▶ _Input material_
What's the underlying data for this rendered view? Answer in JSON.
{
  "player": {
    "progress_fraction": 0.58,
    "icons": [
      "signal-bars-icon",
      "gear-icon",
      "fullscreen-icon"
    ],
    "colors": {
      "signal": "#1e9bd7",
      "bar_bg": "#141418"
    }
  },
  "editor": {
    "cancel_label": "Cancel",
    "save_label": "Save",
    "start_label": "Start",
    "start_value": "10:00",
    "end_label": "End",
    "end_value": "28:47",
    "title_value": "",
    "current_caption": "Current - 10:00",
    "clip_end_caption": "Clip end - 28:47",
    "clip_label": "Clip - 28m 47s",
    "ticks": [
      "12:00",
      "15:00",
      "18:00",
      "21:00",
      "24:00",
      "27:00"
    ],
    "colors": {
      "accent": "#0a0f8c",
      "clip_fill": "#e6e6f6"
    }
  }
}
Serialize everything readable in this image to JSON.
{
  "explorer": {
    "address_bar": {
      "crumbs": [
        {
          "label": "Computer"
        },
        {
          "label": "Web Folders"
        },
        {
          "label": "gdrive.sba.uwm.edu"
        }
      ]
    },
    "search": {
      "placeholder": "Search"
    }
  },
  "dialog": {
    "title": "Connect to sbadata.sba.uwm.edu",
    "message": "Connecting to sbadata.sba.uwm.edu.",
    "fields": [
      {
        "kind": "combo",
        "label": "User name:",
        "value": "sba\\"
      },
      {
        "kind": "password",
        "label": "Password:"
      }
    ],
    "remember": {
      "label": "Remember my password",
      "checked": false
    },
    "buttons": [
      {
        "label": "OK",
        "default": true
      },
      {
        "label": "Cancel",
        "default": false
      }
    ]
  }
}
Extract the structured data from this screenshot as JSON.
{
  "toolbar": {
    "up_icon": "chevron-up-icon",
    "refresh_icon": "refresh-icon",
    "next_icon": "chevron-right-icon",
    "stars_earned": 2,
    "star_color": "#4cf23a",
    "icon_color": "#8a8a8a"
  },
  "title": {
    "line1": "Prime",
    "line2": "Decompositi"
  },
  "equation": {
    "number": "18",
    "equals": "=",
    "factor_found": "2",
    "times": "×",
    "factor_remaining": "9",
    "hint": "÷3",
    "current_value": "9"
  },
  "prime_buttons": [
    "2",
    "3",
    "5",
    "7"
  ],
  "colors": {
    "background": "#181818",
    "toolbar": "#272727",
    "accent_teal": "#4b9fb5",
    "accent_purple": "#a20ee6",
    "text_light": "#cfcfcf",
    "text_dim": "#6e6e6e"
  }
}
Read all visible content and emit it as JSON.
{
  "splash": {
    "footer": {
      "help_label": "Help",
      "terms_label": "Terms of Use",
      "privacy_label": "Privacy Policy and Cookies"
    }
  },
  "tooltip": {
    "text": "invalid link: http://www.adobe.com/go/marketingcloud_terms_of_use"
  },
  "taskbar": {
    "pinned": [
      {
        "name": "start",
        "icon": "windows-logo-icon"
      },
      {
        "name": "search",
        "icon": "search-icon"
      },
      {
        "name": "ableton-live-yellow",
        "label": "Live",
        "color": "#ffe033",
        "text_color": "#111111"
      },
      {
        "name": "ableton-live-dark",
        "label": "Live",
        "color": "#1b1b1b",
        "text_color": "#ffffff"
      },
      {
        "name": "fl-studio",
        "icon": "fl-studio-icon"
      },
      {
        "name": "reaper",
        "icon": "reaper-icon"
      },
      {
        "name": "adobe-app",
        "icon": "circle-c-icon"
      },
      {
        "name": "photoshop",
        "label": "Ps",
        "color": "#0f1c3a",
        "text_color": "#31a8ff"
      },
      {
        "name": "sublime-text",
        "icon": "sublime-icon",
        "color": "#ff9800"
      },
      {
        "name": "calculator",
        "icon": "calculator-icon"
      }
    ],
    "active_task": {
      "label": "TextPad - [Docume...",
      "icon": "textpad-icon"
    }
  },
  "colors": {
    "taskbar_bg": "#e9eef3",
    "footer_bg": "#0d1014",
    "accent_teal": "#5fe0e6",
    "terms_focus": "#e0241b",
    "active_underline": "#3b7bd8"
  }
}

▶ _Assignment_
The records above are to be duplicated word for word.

▶ _Written solution_
What's the underlying data for this rendered view? Answer in JSON.
{
  "player": {
    "progress_fraction": 0.58,
    "icons": [
      "signal-bars-icon",
      "gear-icon",
      "fullscreen-icon"
    ],
    "colors": {
      "signal": "#1e9bd7",
      "bar_bg": "#141418"
    }
  },
  "editor": {
    "cancel_label": "Cancel",
    "save_label": "Save",
    "start_label": "Start",
    "start_value": "10:00",
    "end_label": "End",
    "end_value": "28:47",
    "title_value": "",
    "current_caption": "Current - 10:00",
    "clip_end_caption": "Clip end - 28:47",
    "clip_label": "Clip - 28m 47s",
    "ticks": [
      "12:00",
      "15:00",
      "18:00",
      "21:00",
      "24:00",
      "27:00"
    ],
    "colors": {
      "accent": "#0a0f8c",
      "clip_fill": "#e6e6f6"
    }
  }
}
Serialize everything readable in this image to JSON.
{
  "explorer": {
    "address_bar": {
      "crumbs": [
        {
          "label": "Computer"
        },
        {
          "label": "Web Folders"
        },
        {
          "label": "gdrive.sba.uwm.edu"
        }
      ]
    },
    "search": {
      "placeholder": "Search"
    }
  },
  "dialog": {
    "title": "Connect to sbadata.sba.uwm.edu",
    "message": "Connecting to sbadata.sba.uwm.edu.",
    "fields": [
      {
        "kind": "combo",
        "label": "User name:",
        "value": "sba\\"
      },
      {
        "kind": "password",
        "label": "Password:"
      }
    ],
    "remember": {
      "label": "Remember my password",
      "checked": false
    },
    "buttons": [
      {
        "label": "OK",
        "default": true
      },
      {
        "label": "Cancel",
        "default": false
      }
    ]
  }
}
Extract the structured data from this screenshot as JSON.
{
  "toolbar": {
    "up_icon": "chevron-up-icon",
    "refresh_icon": "refresh-icon",
    "next_icon": "chevron-right-icon",
    "stars_earned": 2,
    "star_color": "#4cf23a",
    "icon_color": "#8a8a8a"
  },
  "title": {
    "line1": "Prime",
    "line2": "Decompositi"
  },
  "equation": {
    "number": "18",
    "equals": "=",
    "factor_found": "2",
    "times": "×",
    "factor_remaining": "9",
    "hint": "÷3",
    "current_value": "9"
  },
  "prime_buttons": [
    "2",
    "3",
    "5",
    "7"
  ],
  "colors": {
    "background": "#181818",
    "toolbar": "#272727",
    "accent_teal": "#4b9fb5",
    "accent_purple": "#a20ee6",
    "text_light": "#cfcfcf",
    "text_dim": "#6e6e6e"
  }
}
Read all visible content and emit it as JSON.
{
  "splash": {
    "footer": {
      "help_label": "Help",
      "terms_label": "Terms of Use",
      "privacy_label": "Privacy Policy and Cookies"
    }
  },
  "tooltip": {
    "text": "invalid link: http://www.adobe.com/go/marketingcloud_terms_of_use"
  },
  "taskbar": {
    "pinned": [
      {
        "name": "start",
        "icon": "windows-logo-icon"
      },
      {
        "name": "search",
        "icon": "search-icon"
      },
      {
        "name": "ableton-live-yellow",
        "label": "Live",
        "color": "#ffe033",
        "text_color": "#111111"
      },
      {
        "name": "ableton-live-dark",
        "label": "Live",
        "color": "#1b1b1b",
        "text_color": "#ffffff"
      },
      {
        "name": "fl-studio",
        "icon": "fl-studio-icon"
      },
      {
        "name": "reaper",
        "icon": "reaper-icon"
      },
      {
        "name": "adobe-app",
        "icon": "circle-c-icon"
      },
      {
        "name": "photoshop",
        "label": "Ps",
        "color": "#0f1c3a",
        "text_color": "#31a8ff"
      },
      {
        "name": "sublime-text",
        "icon": "sublime-icon",
        "color": "#ff9800"
      },
      {
        "name": "calculator",
        "icon": "calculator-icon"
      }
    ],
    "active_task": {
      "label": "TextPad - [Docume...",
      "icon": "textpad-icon"
    }
  },
  "colors": {
    "taskbar_bg": "#e9eef3",
    "footer_bg": "#0d1014",
    "accent_teal": "#5fe0e6",
    "terms_focus": "#e0241b",
    "active_underline": "#3b7bd8"
  }
}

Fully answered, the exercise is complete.